This is an ambitious undertaking, especially in less than 200 pages. The book is well written, wide-ranging and provocative. For example, the chapter on stewardship includes a brief discussion of library education and the contention that it is "a disaster that is in danger of becoming a catastrophe." His comments about the harmful dynamic between library science and information science are intriguing but insufficiently developed to be persuasive.

Two values in particular deserve a brief comment. Gorman cites the Canadian Library Association's intellectual freedom statement as "one of the best statements" to ensure that citizens in a free society are able to read and see whatever they wish. He does not discuss academic freedom and it is important to note that the two are not synonymous. Given the number of recent cases in Canada that infringe upon or deny academic freedom, the rights of faculty members and librarians to academic freedom in teaching, research, publishing, in collection development and in freedom from institutional censorship demand our attention.

New service initiatives that are, or could be, predicated on ongoing profiles of both staff and patrons, such as virtual reference and "mylibrary," demand renewed attention to the privacy issues.

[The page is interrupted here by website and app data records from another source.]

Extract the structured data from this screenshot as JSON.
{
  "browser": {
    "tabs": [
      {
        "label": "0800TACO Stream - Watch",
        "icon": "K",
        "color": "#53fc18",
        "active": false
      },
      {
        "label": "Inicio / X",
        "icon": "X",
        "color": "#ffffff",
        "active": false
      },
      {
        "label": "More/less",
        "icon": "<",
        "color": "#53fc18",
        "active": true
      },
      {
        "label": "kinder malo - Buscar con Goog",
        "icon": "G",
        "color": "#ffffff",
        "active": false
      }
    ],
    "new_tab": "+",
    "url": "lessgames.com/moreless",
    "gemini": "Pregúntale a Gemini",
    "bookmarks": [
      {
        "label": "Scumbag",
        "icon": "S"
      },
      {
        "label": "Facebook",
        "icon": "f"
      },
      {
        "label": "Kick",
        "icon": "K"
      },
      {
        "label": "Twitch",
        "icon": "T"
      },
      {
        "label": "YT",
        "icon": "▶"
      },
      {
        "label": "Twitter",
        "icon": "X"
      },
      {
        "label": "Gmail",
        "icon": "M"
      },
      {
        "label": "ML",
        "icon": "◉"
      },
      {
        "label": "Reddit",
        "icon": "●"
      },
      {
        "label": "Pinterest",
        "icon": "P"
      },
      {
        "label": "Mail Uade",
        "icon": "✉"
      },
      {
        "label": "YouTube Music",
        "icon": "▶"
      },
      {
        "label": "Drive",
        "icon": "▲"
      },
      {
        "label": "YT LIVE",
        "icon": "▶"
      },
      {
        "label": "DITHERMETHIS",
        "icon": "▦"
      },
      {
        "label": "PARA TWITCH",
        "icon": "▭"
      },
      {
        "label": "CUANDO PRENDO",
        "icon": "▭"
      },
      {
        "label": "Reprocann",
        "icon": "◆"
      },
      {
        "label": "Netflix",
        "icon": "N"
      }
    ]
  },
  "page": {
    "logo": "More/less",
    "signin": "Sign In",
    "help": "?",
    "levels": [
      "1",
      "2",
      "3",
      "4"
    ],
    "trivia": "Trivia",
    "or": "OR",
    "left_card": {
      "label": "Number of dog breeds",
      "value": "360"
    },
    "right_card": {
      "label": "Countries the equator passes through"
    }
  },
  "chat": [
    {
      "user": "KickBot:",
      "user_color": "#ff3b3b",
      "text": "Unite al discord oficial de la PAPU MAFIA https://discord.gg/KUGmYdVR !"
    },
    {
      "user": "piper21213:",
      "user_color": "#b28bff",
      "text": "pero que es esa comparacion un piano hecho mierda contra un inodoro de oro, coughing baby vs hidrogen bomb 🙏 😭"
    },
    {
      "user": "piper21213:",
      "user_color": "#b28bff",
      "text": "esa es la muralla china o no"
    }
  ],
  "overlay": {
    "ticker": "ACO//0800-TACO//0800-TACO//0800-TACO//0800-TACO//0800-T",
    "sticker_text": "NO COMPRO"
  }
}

In the aftermath of Sept. 11 there were seizures of library computers in the United States and the passage of antiterrorism acts, both in Canada and the U.S. These actions underline the fragility of civil freedoms.

Gorman's stated purpose for his book is "to illuminate and re-create the underpinnings of our profession to, at least, provide a framework for discussion and, at best, be a broad plan with which we may all proceed." On the first point, this publication is a success. One could (and should) join in the debate and argue the relative merits of the eight values. One could ask whether other values should have been included - professional neutrality, for example. It might be argued that the chosen values display a Western bias and that librarians from elsewhere around the world would not necessarily agree with all of them. Might there be significant differences in how they would be ranked and, more importantly, implemented?

As for offering a broad plan, the book is less successful. Gorman calls upon us to keep faith, but it is not always clear how this renewed appreciation will be effected. Some of the suggestions seem to be in the more-of-the-same category. With respect to stewardship, for example, he suggests we preserve everything we can that is "significant" and do good work and earn the trust and respect of the communities we serve. Regarding literacy, he writes that we should not regress, and emphasizes that the sustained reading of texts is important to all of us. In the final analysis librarians will continue to perform and supervise core functions - select, acquire, organize, provide access, preserve and conserve, assist library users, instruct library users, administer and manage the library infrastructure. And Gorman is right in this regard - the virtual academic library and the traditional academic library will be one and the same, and the spectral reference librarian will also be the print/electronic collection development librarian (or perhaps the systems librarian). And the discussion of those values articulated by Gorman, whether they are in print or PDF, will continue to inform all of our professional work.

Kent Weaver is Manager, Systems Operations, at the U of T Library and a member of CAUT's Librarians Committee.